2009.- The Minister of Science and Innovation, Dr. Cristina Garmendia, announces the consolidation of the BEA-CBM. â€śThe BEA will serve as a national research service to promote microalgae-based bio-industries, it will create and maintain its own collection, taking advantage of Spanish oceanographic expeditions, and it will provide samples to laboratories and companies that so request them for study and eventual technical applicationsâ€ť.
In late 2009, the government of Spain (Ministry of Innovation and Science [MICINN]) finalizes a 2.6 Mâ‚¬ grant for the consolidation of the BEA (www.micinn.es/portal/site/MICINN, 23 July 2009), as part of the PLAN-E microalgae project (www.boe.es/diario_boe/txt.php?id=BOE-A-2009-15770).
The CBM is included in the Canaries Marine Development Complex, located in Taliarte, and the emerging BEA backs the joint request made to the MICINN by the ULPGC and the ULL (University of La Laguna) to classify the Campus Tricontinental as a â€ścampus of excellenceâ€ť.
2010.- In March 2010, contracts are finalized and remodeling work is begun on the CBM-BEA laboratories as part of a Plan-E Project, which is initially scheduled for completion in December 2010, though the deadline is later extended until December 2011. The remodeling work (the deadline extension was not implemented) is completed on 16 December (the scientific work of the CBM-BEA did not stop in 2010, since every available inch of the laboratories on the ground floor and the second floor hallways were turned into offices, classrooms and bathrooms ).
Doctors Michael Melkonian and Barbara Melkonian (Univ.
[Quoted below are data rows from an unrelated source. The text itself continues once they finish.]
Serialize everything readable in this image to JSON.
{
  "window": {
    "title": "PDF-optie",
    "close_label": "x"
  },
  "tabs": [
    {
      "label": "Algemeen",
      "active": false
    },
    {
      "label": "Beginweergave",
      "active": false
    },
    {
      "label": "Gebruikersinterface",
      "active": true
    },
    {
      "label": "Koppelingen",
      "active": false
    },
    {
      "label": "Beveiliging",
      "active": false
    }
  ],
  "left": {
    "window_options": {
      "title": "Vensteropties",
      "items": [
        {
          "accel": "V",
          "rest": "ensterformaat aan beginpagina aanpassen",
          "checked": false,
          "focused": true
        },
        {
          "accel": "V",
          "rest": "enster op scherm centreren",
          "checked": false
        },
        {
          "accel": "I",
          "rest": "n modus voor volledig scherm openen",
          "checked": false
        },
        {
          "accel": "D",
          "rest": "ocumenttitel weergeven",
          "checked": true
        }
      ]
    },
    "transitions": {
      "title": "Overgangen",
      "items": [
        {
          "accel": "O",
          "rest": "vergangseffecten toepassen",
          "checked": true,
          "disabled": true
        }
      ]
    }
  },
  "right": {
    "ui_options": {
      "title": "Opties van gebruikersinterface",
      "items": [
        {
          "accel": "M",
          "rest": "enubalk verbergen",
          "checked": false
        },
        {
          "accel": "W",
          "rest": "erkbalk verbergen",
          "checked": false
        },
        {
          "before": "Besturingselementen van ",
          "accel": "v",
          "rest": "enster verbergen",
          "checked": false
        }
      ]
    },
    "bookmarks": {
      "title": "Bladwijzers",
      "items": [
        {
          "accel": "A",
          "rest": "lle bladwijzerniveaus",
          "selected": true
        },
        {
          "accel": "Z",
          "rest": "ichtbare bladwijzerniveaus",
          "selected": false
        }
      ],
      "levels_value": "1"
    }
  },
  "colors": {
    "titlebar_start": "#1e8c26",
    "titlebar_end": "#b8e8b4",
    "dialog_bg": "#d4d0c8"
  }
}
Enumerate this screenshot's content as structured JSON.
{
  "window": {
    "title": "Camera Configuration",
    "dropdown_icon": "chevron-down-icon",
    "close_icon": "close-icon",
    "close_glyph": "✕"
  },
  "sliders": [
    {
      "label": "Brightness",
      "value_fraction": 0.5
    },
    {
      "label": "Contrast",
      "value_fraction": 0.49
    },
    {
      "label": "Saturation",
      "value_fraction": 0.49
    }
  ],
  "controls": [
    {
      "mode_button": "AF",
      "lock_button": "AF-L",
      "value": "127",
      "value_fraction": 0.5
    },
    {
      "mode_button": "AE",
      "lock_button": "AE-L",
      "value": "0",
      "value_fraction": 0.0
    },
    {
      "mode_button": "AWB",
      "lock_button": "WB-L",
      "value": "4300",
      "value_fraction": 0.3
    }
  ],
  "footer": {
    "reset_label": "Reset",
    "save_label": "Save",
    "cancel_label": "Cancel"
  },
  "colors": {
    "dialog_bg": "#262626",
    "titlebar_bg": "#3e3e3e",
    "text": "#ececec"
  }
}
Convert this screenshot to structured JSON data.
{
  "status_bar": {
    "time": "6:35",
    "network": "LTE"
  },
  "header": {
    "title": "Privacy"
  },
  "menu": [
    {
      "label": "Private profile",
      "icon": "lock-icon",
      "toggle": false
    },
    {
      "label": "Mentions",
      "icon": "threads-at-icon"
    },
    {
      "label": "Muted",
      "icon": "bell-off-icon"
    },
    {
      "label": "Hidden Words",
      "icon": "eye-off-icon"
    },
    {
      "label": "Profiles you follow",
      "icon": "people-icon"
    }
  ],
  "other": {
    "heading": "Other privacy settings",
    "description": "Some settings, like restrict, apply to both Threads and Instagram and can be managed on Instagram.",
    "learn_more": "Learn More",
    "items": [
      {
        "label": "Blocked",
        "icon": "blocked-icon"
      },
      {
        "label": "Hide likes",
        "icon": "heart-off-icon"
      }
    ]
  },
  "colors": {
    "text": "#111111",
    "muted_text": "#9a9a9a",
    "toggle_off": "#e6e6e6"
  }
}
Cologne, Germany) made a sabbatical stay (September 2010 to March 2011) at BEA. Their dedication and enthusiasm were critical to achieve in such a short-term the high quality services currently offered by the BEA.
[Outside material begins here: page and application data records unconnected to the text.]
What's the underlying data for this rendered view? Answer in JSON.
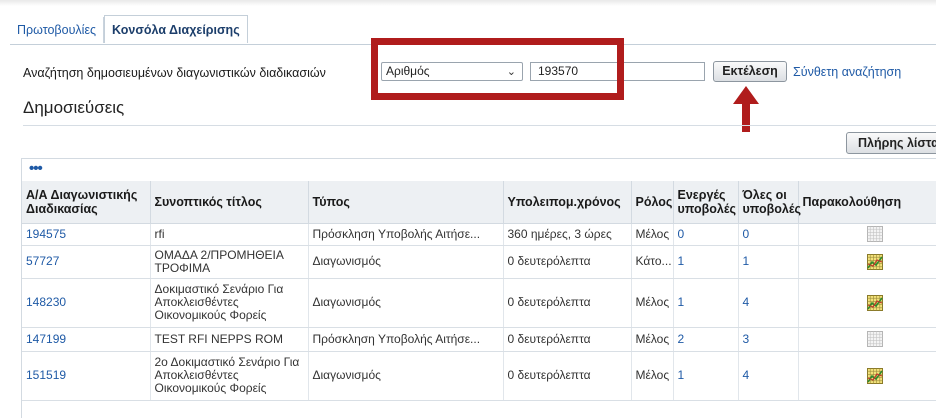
{
  "tabs": [
    {
      "label": "Πρωτοβουλίες",
      "active": false
    },
    {
      "label": "Κονσόλα Διαχείρισης",
      "active": true
    }
  ],
  "search": {
    "label": "Αναζήτηση δημοσιευμένων διαγωνιστικών διαδικασιών",
    "field_selected": "Αριθμός",
    "value": "193570",
    "run_label": "Εκτέλεση",
    "advanced_label": "Σύνθετη αναζήτηση"
  },
  "section": {
    "title": "Δημοσιεύσεις",
    "full_list_label": "Πλήρης λίστα",
    "more_icon": "•••"
  },
  "colors": {
    "highlight": "#b01c1c",
    "link": "#1f5aa6",
    "header_bg": "#edf0f3"
  },
  "table": {
    "columns": [
      "Α/Α Διαγωνιστικής Διαδικασίας",
      "Συνοπτικός τίτλος",
      "Τύπος",
      "Υπολειπομ.χρόνος",
      "Ρόλος",
      "Ενεργές υποβολές",
      "Όλες οι υποβολές",
      "Παρακολούθηση"
    ],
    "rows": [
      {
        "id": "194575",
        "title": "rfi",
        "type": "Πρόσκληση Υποβολής Αιτήσε...",
        "time": "360 ημέρες, 3 ώρες",
        "role": "Μέλος",
        "active": "0",
        "all": "0",
        "monitor_icon": "grid-gray-icon"
      },
      {
        "id": "57727",
        "title": "ΟΜΑΔΑ 2/ΠΡΟΜΗΘΕΙΑ ΤΡΟΦΙΜΑ",
        "type": "Διαγωνισμός",
        "time": "0 δευτερόλεπτα",
        "role": "Κάτο...",
        "active": "1",
        "all": "1",
        "monitor_icon": "grid-chart-icon"
      },
      {
        "id": "148230",
        "title": "Δοκιμαστικό Σενάριο Για Αποκλεισθέντες Οικονομικούς Φορείς",
        "type": "Διαγωνισμός",
        "time": "0 δευτερόλεπτα",
        "role": "Μέλος",
        "active": "1",
        "all": "4",
        "monitor_icon": "grid-chart-icon"
      },
      {
        "id": "147199",
        "title": "TEST RFI NEPPS ROM",
        "type": "Πρόσκληση Υποβολής Αιτήσε...",
        "time": "0 δευτερόλεπτα",
        "role": "Μέλος",
        "active": "2",
        "all": "3",
        "monitor_icon": "grid-gray-icon"
      },
      {
        "id": "151519",
        "title": "2ο Δοκιμαστικό Σενάριο Για Αποκλεισθέντες Οικονομικούς Φορείς",
        "type": "Διαγωνισμός",
        "time": "0 δευτερόλεπτα",
        "role": "Μέλος",
        "active": "1",
        "all": "4",
        "monitor_icon": "grid-chart-icon"
      }
    ]
  }
}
2011.- By February growth chambers, equipments and basic microalge cultivation systems are operating. On June 2nd, The National Bank of Algae gets the authorization to publish the BEA website, which includes catalogs of products and services. Minor works and fachade remodeling is estimated to be finalized by mid-July.
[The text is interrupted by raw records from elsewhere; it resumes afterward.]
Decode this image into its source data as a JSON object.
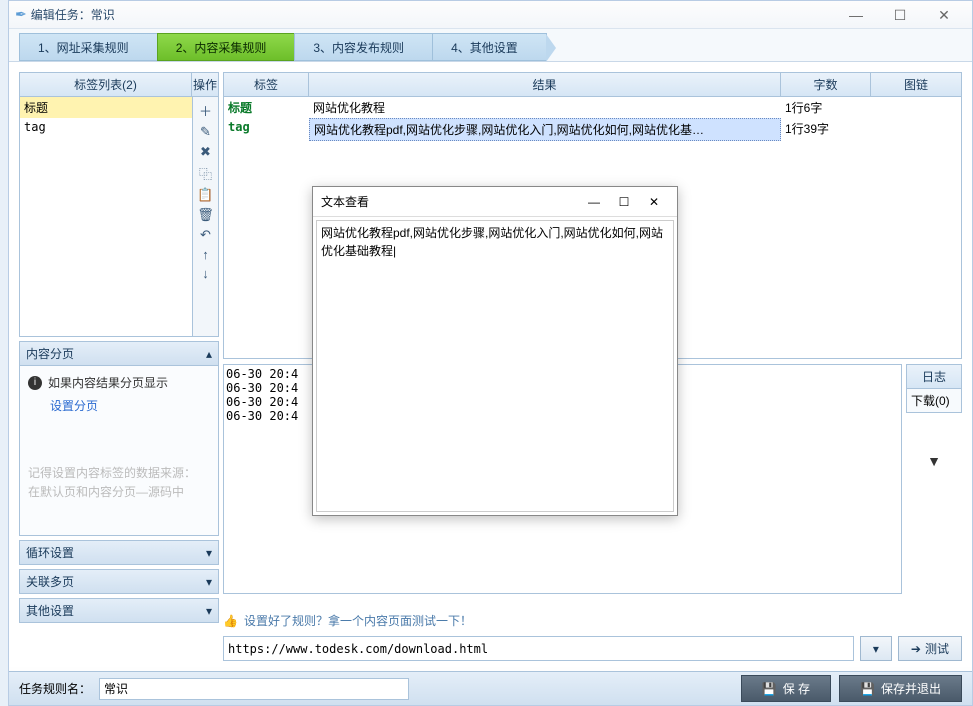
{
  "window": {
    "title": "编辑任务：常识"
  },
  "tabs": [
    "1、网址采集规则",
    "2、内容采集规则",
    "3、内容发布规则",
    "4、其他设置"
  ],
  "tag_panel": {
    "header_list": "标签列表(2)",
    "header_ops": "操作",
    "items": [
      "标题",
      "tag"
    ]
  },
  "sections": {
    "paging": "内容分页",
    "paging_tip": "如果内容结果分页显示",
    "paging_link": "设置分页",
    "hint": "记得设置内容标签的数据来源：\n在默认页和内容分页—源码中",
    "loop": "循环设置",
    "multipage": "关联多页",
    "other": "其他设置"
  },
  "grid": {
    "headers": {
      "tag": "标签",
      "result": "结果",
      "count": "字数",
      "img": "图链"
    },
    "rows": [
      {
        "tag": "标题",
        "result": "网站优化教程",
        "count": "1行6字",
        "img": ""
      },
      {
        "tag": "tag",
        "result": "网站优化教程pdf,网站优化步骤,网站优化入门,网站优化如何,网站优化基…",
        "count": "1行39字",
        "img": ""
      }
    ]
  },
  "log": {
    "header": "日志",
    "download": "下载(0)",
    "lines": "06-30 20:4\n06-30 20:4\n06-30 20:4\n06-30 20:4"
  },
  "test": {
    "msg": "设置好了规则？拿一个内容页面测试一下！",
    "url": "https://www.todesk.com/download.html",
    "btn": "测试"
  },
  "bottom": {
    "label": "任务规则名：",
    "value": "常识",
    "save": "保 存",
    "save_exit": "保存并退出"
  },
  "modal": {
    "title": "文本查看",
    "text": "网站优化教程pdf,网站优化步骤,网站优化入门,网站优化如何,网站优化基础教程"
  }
}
Inauguration of the renovated facilities of BEA on September 15th 2011, by the Minister for Science and Innovation, Cristina Garmendia Mendizabal.
2012.- On November 21st the promoter of the Marine Biotechnology Center-Spanish Bank of Algae, Dr. Guillermo GarcĂa-Blairsy Reina, passed away
2013.- On February 21st, the BEA adopts the name of its founder "The Spanish Bank of Algae Guillermo GarcĂa-Blairsy Reina"
1 - Treaty of Budapest April 28th 1977 (BOE number 88 . April 13th 1981; rectification BOE number. 132,June 3rd 1981 and rectification BOE number 19. January 22nd 1986).